Taxpayer had an adjusted basis of $61,913 in the apartment building on the closing date. Taxpayer had added only the $20,000 down payment and the portion of $4,000 in monthly payments it had received that was allocable to principal. Accordingly, in its federal income tax return for the taxable year ending October 31, 1968, taxpayer reported no gain from the sale of the apartment building. Taxpayer argued that it had reported on its cash basis and that under a prior Tax Court holding (Nina J. Ennis, 17 T.C. 465 (1951)), taxpayer did not have to report gain on the sale until it had recovered its basis. Taxpayer also argued that, if it was required to report gain in the taxable year of sale, Taxpayer would elect do so on the installment basis of I.R.C. § 453.
The Commissioner of the Internal Revenue Service disagreed with the taxpayer’s claim that it had not realized any gain on the sale, but conceded that the sale qualified as an installment sale. Accordingly, the taxpayer’s gain was recalculated in accordance with § 453 and taxpayer was notified that it had recognized an additional $12,098 in long term capital gain. The taxpayer then asked the Tax Court to re-determine taxpayer’s liability. This required determining whether I.R.C. § 1001(b) requires the taxpayer to include the fair market value of its real estate contract with the Storeys for determining the “amount realized” during the taxable year of the sale.
The Tax Court, relying on the “cash equivalency” doctrine, held that the fair market value of the contract was not includable in the amount realized from the sale. Commissioner did not dispute the fair market value of the contract, but argued that since the Tax Court had determined the contract had a fair market value, § 1001(b) required the taxpayer to include the amount of that fair market value in determining the amount value.
The 9th Circuit reversed the Tax Court’s ruling and held that the real estate had a certain fair market value that was determinable. Thus, taxpayer was required to include that fair market value to determine the amount realized under § 1001(b) for its tax return. The 9th Circuit concluded that Congress in a predecessor statute to § 1001(b) had intended to establish that “if the fair market value of property received in an exchange can be ascertained, that fair market value must be reported as an amount realized.” The 9th Circuit also concluded that I.R.C. § 453 supported interpreting § 1001(b) as the Commissioner contended.
The U.S. Supreme Court in Burnet v. Logan, 283 U.S. 404 held that taxpayers using the installment method can defer the recognition of gain according to the open transaction doctrine if an obligation’s fair market value cannot be determined.

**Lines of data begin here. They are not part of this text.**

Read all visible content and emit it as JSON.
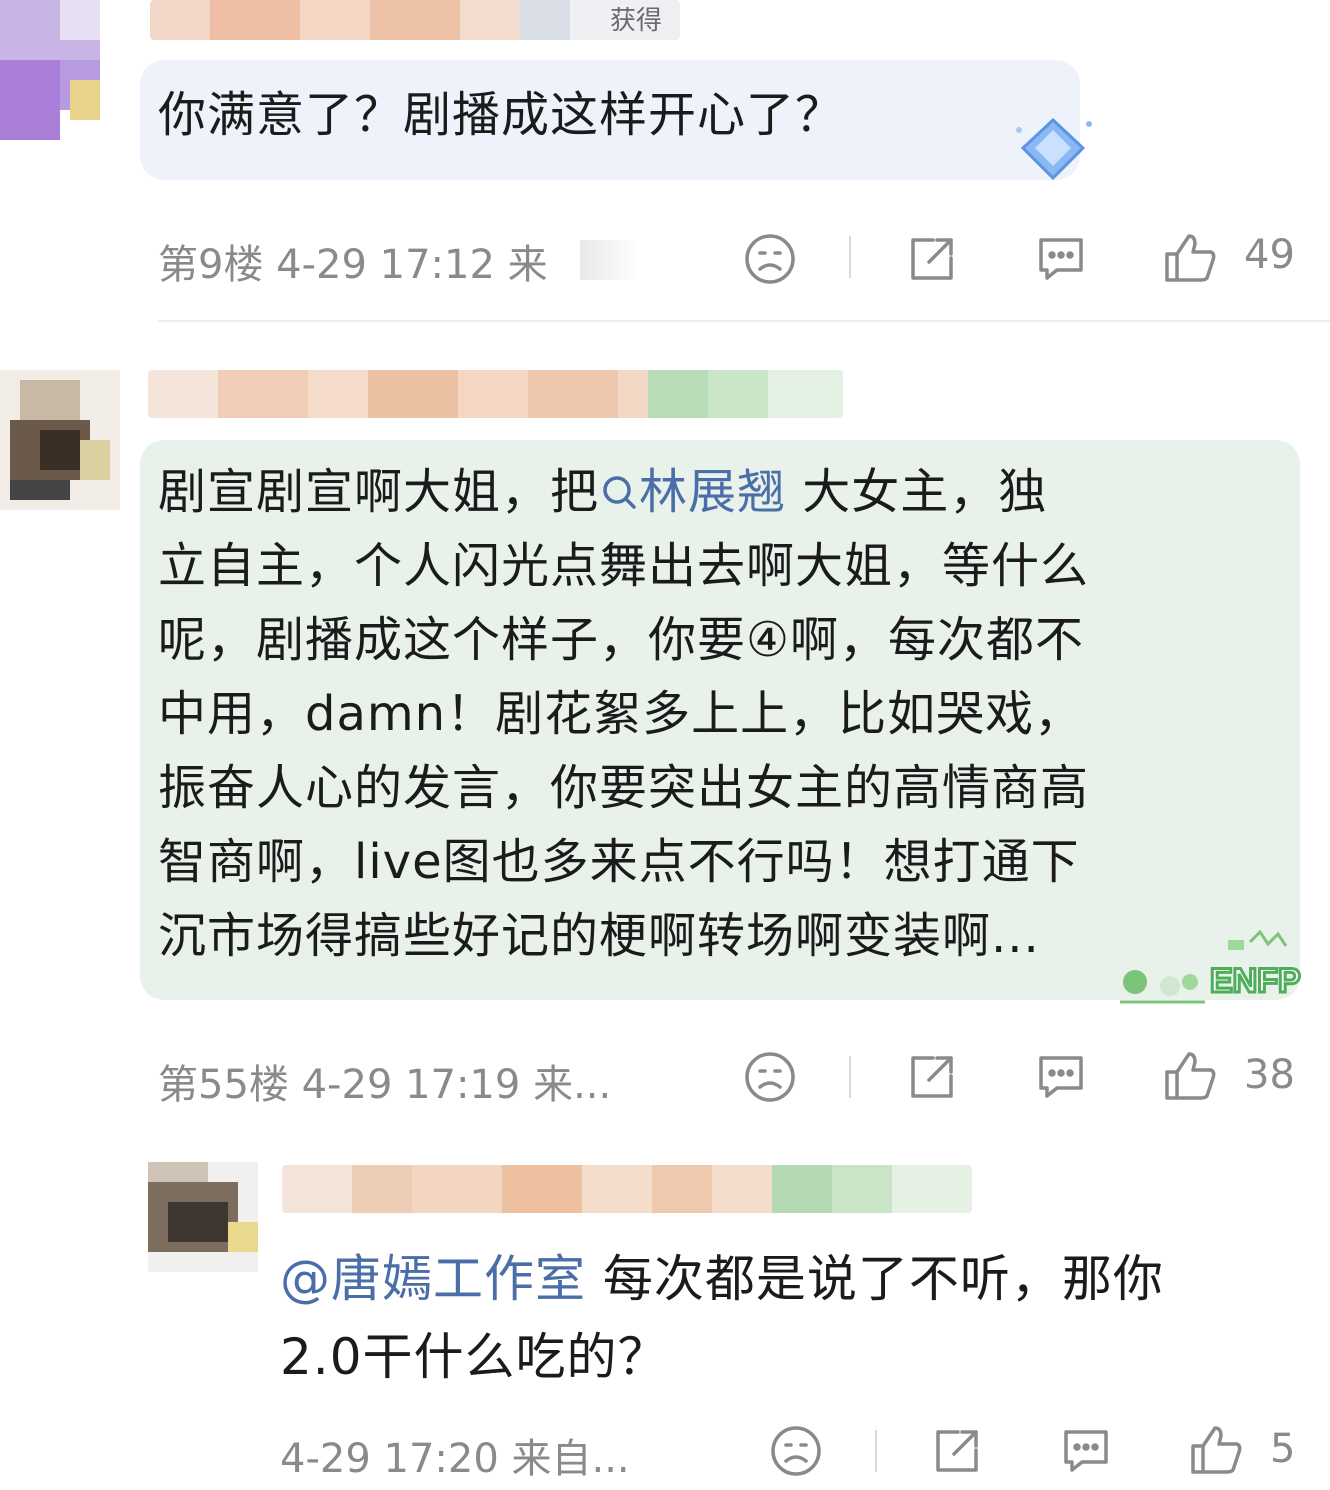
{
  "comments": [
    {
      "text": "你满意了？剧播成这样开心了？",
      "meta": "第9楼 4-29 17:12 来",
      "likes": "49",
      "badge_text": "获得"
    },
    {
      "text_lines": [
        "剧宣剧宣啊大姐，把",
        "林展翘",
        " 大女主，独",
        "立自主，个人闪光点舞出去啊大姐，等什么",
        "呢，剧播成这个样子，你要④啊，每次都不",
        "中用，damn！剧花絮多上上，比如哭戏，",
        "振奋人心的发言，你要突出女主的高情商高",
        "智商啊，live图也多来点不行吗！想打通下",
        "沉市场得搞些好记的梗啊转场啊变装啊..."
      ],
      "meta": "第55楼 4-29 17:19 来...",
      "likes": "38",
      "badge_text": "ENFP"
    },
    {
      "mention": "@唐嫣工作室",
      "text_line1": " 每次都是说了不听，那你",
      "text_line2": "2.0干什么吃的？",
      "meta": "4-29 17:20 来自...",
      "likes": "5"
    }
  ],
  "icons": {
    "dislike": "sad-face-icon",
    "share": "share-icon",
    "comment": "comment-icon",
    "like": "thumbs-up-icon",
    "search": "search-icon"
  },
  "colors": {
    "link": "#4a6ea8",
    "meta": "#8a8a8a",
    "bubble_blue": "#eef2fb",
    "bubble_green": "#e8f1ea"
  }
}
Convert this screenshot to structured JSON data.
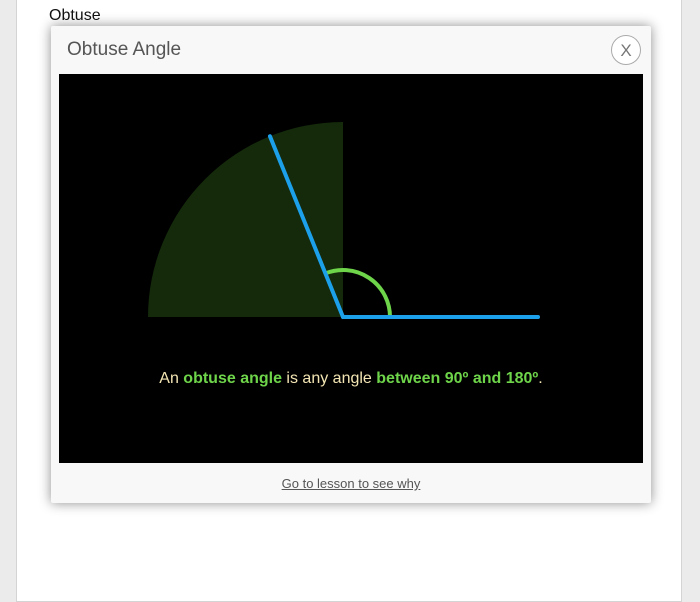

Can a taxpayer who elects out of the installment method of I.R.C. § 453 still defer the recognition (inclusion in gross income) of gain by using Burnet v. Logan’s open transaction doctrine? Legislative history seems to imply that Congress would say no. What if a taxpayer elects out of the installment method of accounting despite having the ability to reasonably determine the amount realized from a deferred payment sale? Can the taxpayer defer the recognition of gain in this instance? Presumably not, since “the entire amount realized must be taken into account in the year of sale.” For taxpayers opting to use the cash method of accounting, Warren Jones answers then how amount realized is taken into account. Warren Jones holds that for taxpayers using the cash method accounting then, the entire amount realized “would be the fair market value of the installment obligation.”